# What the exercise asks
Please reproduce the entries below exactly, omitting any images they contain.
-- Data shown follows --
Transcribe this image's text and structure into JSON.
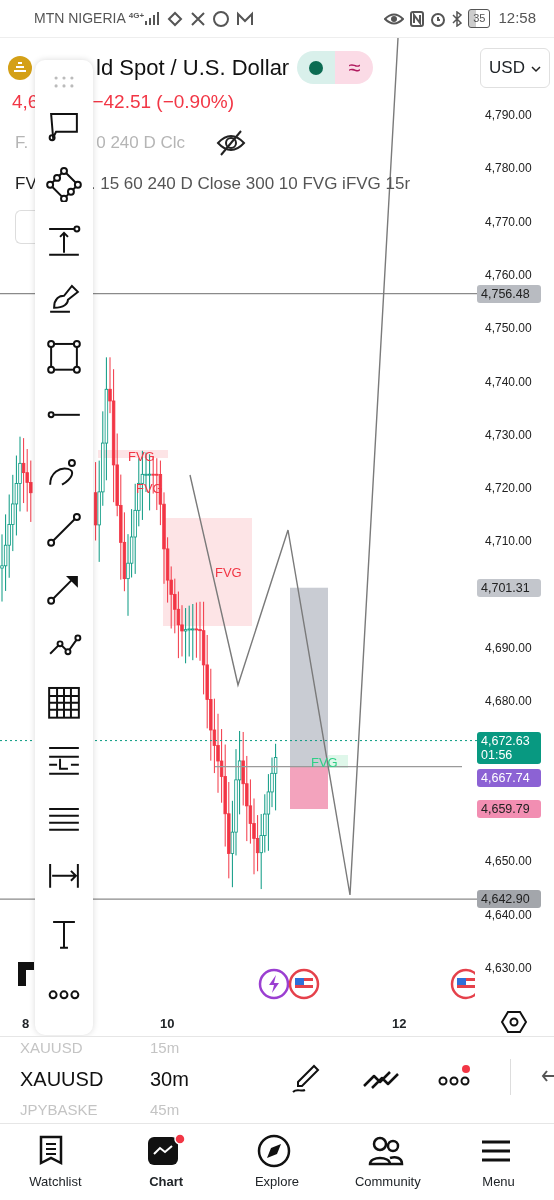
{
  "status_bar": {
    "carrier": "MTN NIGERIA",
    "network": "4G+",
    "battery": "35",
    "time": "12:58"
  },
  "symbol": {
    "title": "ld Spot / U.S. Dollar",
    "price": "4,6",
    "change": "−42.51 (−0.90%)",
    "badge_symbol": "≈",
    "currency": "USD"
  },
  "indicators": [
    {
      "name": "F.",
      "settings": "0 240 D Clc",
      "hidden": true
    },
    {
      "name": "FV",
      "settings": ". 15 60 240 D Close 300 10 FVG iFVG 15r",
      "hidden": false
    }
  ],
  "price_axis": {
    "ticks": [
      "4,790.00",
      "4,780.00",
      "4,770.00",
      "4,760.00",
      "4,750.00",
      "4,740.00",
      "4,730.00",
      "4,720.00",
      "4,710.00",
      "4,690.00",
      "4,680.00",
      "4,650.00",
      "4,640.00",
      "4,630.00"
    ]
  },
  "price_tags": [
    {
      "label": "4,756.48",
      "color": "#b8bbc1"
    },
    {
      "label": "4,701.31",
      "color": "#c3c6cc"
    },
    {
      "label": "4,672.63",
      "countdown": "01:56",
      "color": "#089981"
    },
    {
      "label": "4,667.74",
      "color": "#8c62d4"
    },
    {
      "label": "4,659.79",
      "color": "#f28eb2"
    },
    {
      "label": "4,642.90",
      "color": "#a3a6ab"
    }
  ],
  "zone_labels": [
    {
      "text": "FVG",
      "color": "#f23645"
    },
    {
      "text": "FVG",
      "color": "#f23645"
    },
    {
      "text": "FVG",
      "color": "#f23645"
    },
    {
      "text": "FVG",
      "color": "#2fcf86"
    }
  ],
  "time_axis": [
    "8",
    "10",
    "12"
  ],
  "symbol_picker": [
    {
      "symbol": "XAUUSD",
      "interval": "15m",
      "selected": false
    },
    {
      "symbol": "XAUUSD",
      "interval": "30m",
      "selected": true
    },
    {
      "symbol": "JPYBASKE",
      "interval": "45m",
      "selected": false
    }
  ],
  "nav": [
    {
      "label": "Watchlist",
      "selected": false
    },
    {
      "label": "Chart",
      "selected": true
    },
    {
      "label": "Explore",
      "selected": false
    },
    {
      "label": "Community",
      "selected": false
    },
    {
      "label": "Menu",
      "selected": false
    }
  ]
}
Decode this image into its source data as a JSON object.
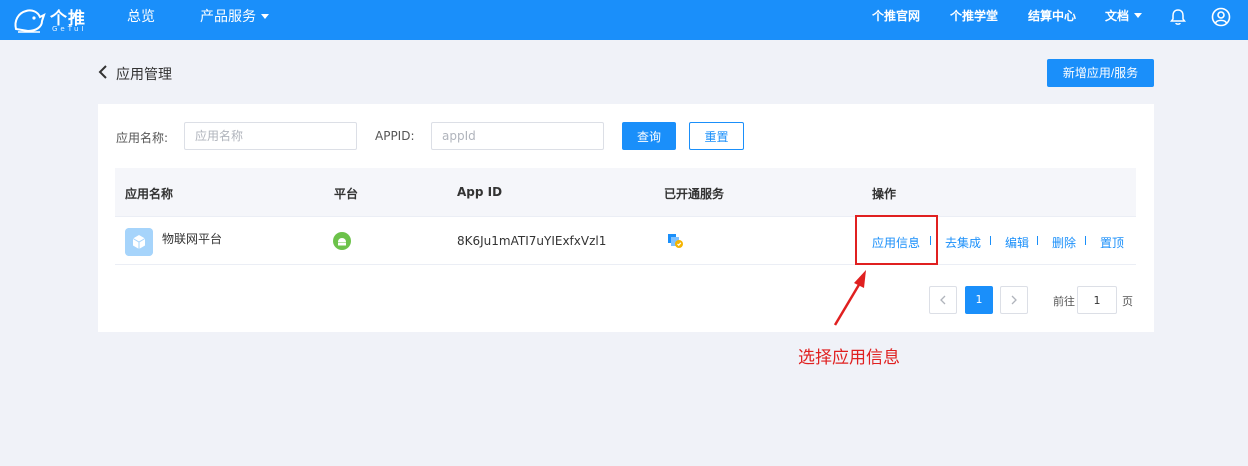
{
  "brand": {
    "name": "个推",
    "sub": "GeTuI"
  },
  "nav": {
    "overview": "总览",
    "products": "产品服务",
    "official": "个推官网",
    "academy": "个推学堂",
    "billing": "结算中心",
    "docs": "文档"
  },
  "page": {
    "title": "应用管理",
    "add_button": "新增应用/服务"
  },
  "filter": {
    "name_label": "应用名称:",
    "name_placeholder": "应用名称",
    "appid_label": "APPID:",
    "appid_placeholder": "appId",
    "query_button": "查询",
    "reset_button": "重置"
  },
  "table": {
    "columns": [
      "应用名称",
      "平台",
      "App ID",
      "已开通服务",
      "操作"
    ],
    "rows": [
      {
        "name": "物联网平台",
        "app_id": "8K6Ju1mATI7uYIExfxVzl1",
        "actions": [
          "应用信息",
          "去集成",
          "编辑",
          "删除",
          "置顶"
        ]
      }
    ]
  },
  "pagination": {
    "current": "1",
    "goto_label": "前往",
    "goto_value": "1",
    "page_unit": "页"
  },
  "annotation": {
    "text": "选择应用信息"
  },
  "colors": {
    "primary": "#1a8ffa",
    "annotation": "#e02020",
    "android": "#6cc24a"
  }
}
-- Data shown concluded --
# Reply
Transcribe this image's text and structure into JSON.
{
  "status_bar": {
    "carrier": "MTN NIGERIA",
    "network": "4G+",
    "battery": "35",
    "time": "12:58"
  },
  "symbol": {
    "title": "ld Spot / U.S. Dollar",
    "price": "4,6",
    "change": "−42.51 (−0.90%)",
    "badge_symbol": "≈",
    "currency": "USD"
  },
  "indicators": [
    {
      "name": "F.",
      "settings": "0 240 D Clc",
      "hidden": true
    },
    {
      "name": "FV",
      "settings": ". 15 60 240 D Close 300 10 FVG iFVG 15r",
      "hidden": false
    }
  ],
  "price_axis": {
    "ticks": [
      "4,790.00",
      "4,780.00",
      "4,770.00",
      "4,760.00",
      "4,750.00",
      "4,740.00",
      "4,730.00",
      "4,720.00",
      "4,710.00",
      "4,690.00",
      "4,680.00",
      "4,650.00",
      "4,640.00",
      "4,630.00"
    ]
  },
  "price_tags": [
    {
      "label": "4,756.48",
      "color": "#b8bbc1"
    },
    {
      "label": "4,701.31",
      "color": "#c3c6cc"
    },
    {
      "label": "4,672.63",
      "countdown": "01:56",
      "color": "#089981"
    },
    {
      "label": "4,667.74",
      "color": "#8c62d4"
    },
    {
      "label": "4,659.79",
      "color": "#f28eb2"
    },
    {
      "label": "4,642.90",
      "color": "#a3a6ab"
    }
  ],
  "zone_labels": [
    {
      "text": "FVG",
      "color": "#f23645"
    },
    {
      "text": "FVG",
      "color": "#f23645"
    },
    {
      "text": "FVG",
      "color": "#f23645"
    },
    {
      "text": "FVG",
      "color": "#2fcf86"
    }
  ],
  "time_axis": [
    "8",
    "10",
    "12"
  ],
  "symbol_picker": [
    {
      "symbol": "XAUUSD",
      "interval": "15m",
      "selected": false
    },
    {
      "symbol": "XAUUSD",
      "interval": "30m",
      "selected": true
    },
    {
      "symbol": "JPYBASKE",
      "interval": "45m",
      "selected": false
    }
  ],
  "nav": [
    {
      "label": "Watchlist",
      "selected": false
    },
    {
      "label": "Chart",
      "selected": true
    },
    {
      "label": "Explore",
      "selected": false
    },
    {
      "label": "Community",
      "selected": false
    },
    {
      "label": "Menu",
      "selected": false
    }
  ]
}
Decode this image into its source data as a JSON object.
{
  "brand": {
    "name": "个推",
    "sub": "GeTuI"
  },
  "nav": {
    "overview": "总览",
    "products": "产品服务",
    "official": "个推官网",
    "academy": "个推学堂",
    "billing": "结算中心",
    "docs": "文档"
  },
  "page": {
    "title": "应用管理",
    "add_button": "新增应用/服务"
  },
  "filter": {
    "name_label": "应用名称:",
    "name_placeholder": "应用名称",
    "appid_label": "APPID:",
    "appid_placeholder": "appId",
    "query_button": "查询",
    "reset_button": "重置"
  },
  "table": {
    "columns": [
      "应用名称",
      "平台",
      "App ID",
      "已开通服务",
      "操作"
    ],
    "rows": [
      {
        "name": "物联网平台",
        "app_id": "8K6Ju1mATI7uYIExfxVzl1",
        "actions": [
          "应用信息",
          "去集成",
          "编辑",
          "删除",
          "置顶"
        ]
      }
    ]
  },
  "pagination": {
    "current": "1",
    "goto_label": "前往",
    "goto_value": "1",
    "page_unit": "页"
  },
  "annotation": {
    "text": "选择应用信息"
  },
  "colors": {
    "primary": "#1a8ffa",
    "annotation": "#e02020",
    "android": "#6cc24a"
  }
}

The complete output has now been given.